Great Expectations provides some convenient data quality features useful in the big-data lifecycle. While we have a broad definition of “data quality”, this tool covers the most important parts for us. Importantly, GX ships with several useful definitions out of the box, which are especially useful because they considered the simple cases that we might have otherwise overlooked, and were easy to tune to our needs.

In some cases, we need to ensure that columns meet certain criteria, like containing less than 4% of values being NULL, or only 2% containing duplicate records; this allows us to maintain high data quality in cases where 100% conformance is either impossible or unnecessary due to technical or business reasons.
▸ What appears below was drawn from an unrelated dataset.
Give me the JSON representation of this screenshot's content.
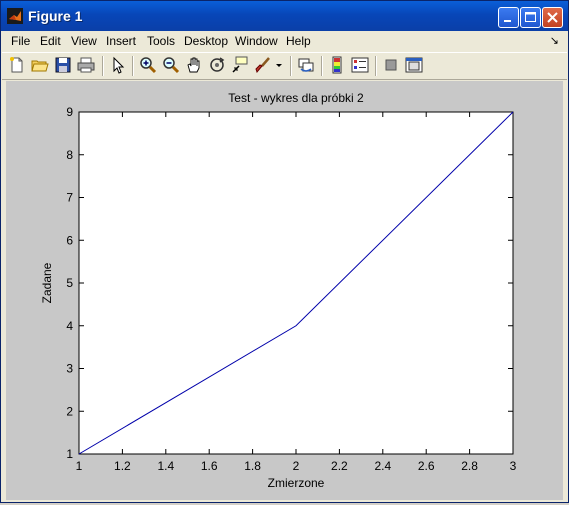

In other cases where there is no strict standard for what counts as an acceptable value, we have received alerts which made us realize that our rules were too strict and must be adjusted accordingly. By adjusting the “Expectations” (or alerting rules) in our project’s Expectations Suite, we can adjust our data validation to suit our needs.

From these cases, we can see that GX was a fitting addition to our data pipelines. Many of these situations were small enough to not be picked up by our existing anomaly detection tools, but over time would have had a negative impact on our data quality.

Some (minor) limitations

One of the limitations that we found in Great Expectations is the kind of data validation that can be done. For example, GX does not have any built-in tools for more advanced data validation techniques such as statistical analysis or machine learning.


Great Expectations is a tool for validating data pipelines and data quality. It can perform a variety of data validation tasks, including checking for missing or null values, checking for correct data types, and verifying that data meets certain criteria (such as being within a certain range). Great Expectations also has features for comparing data to expected results, generating reports and alerts for data issues, and tracking the history of data changes.

On benefits, we found that GX has great built-in features for data quality, adds great value to our data lifecycle, the expectations definitions are easy to modify, and it’s very customizable and can be adjusted to our atypical stack. The limitations we observed are that it does not have any built-in tools for more advanced data validation techniques, and it does not have great documentation for certain production implementations. Overall, Great Expectations is useful to help ensure data quality, and for identifying and addressing any issues that may arise during the data pipeline process.